When we write the history of the Internet, we will talk about child predators as if they were accidentally aided by the technology, as if they're on a short list of downsides. We will say child predators are part of the "dark side" of a development that has been overwhelmingly worthwhile.
Then, we will move on.
For child predators, though, the Internet changed everything. It didn't just take something that was already happening and move it into this new space. The new space actually allowed the creation of a community, a place where these awful interests could be shared, discussed and set free.
Where once society acted to suppress these impulses, reinforcing shame and a sense of sin -- turning child predators into creepy men in raincoats loitering near playgrounds -- now child predators can form their own community. Now the child predator doesn't have to interact with anyone, doesn't deal with confrontations, but instead lives in this world of other child predators, all affirming their own twisted thoughts.
Now, no child predator has be lonely, and each is isolated from the restraints of social friction.
The Internet did this: It gave us choice.
Each community is now a chosen community and, organized in this way, it acts to reassure everybody about themselves -- telling themselves they're right, this is really normal, they're OK, they're not alone, others dwell in isolated darkness, too.
This is not just true of child predators, of course. Every part of our society is reorganizing itself on this principle of choice, choosing to associate with the like-minded, the adherents, the believers. This is true for poodle enthusiasts and political activists, religious devotees and conspiracy theorists. It's true for TV journalists and TV junkies, antiquers, artists, armadillo experts and people who want to brutalize little children.
Now, we all exist in our own communities, organized around interests and identities, and we're isolated so we never have to co-exist with people who think differently than we do and we never, ever have to be alone.
This is good, if you're a minority who would be oppressed with the old organization of things, ostracized as weird. Now, no one is weird, they're just on the wrong web page.
But it's bad, because we're all, in our own self-interested, fractured communities, unchecked micro-cults.
It's the end of socialization.
This is community organized according to the "Protestant principle."
This idea -- ideally enacted by the Internet -- comes out really strong in the Protestant rejection of Catholicism in the 1500s. Where, formerly, we were members of a community because we were born in a community, Protestantism reorganized religion so it was a matter of choice.
We were now members of a church because we chose to be members of that church, because we agreed with it, accepted everything about it. Now, to steal a Nixonian phrase, we had to love it or leave it, and there was no space for conflicted relationships, uncomfortable affiliations, or complicated communities.

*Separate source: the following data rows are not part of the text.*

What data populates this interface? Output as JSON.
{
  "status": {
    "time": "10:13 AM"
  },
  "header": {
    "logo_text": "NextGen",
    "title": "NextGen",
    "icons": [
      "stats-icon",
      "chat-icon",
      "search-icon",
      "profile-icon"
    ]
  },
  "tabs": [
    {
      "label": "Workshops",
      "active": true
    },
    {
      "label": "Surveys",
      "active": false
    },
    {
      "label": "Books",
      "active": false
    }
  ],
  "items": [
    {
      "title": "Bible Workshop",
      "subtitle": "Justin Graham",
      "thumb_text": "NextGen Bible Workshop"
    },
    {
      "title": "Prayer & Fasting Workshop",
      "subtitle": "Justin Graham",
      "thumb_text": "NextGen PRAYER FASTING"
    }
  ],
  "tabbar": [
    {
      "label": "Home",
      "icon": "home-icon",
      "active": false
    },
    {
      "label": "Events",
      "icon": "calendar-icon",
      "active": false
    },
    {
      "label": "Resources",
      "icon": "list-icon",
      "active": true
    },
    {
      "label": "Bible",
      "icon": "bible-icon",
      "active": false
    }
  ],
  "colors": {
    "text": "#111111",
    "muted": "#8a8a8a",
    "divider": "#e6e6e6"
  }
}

We've eliminated the friction of socialization.
We're all Protestant's now. Even Catholics will say they're Catholics because they believe and have made a choice, just like a good Protestant Evangelical.
We all get to choose. This is who we are. This is our greatest freedom. This is our unquestioned right. I just wonder if it isn't also going to be the thing that destroys us.
Daniel Silliman covers crime for the Clayton News Daily. He can be reached via e-mail at firstname.lastname@example.org.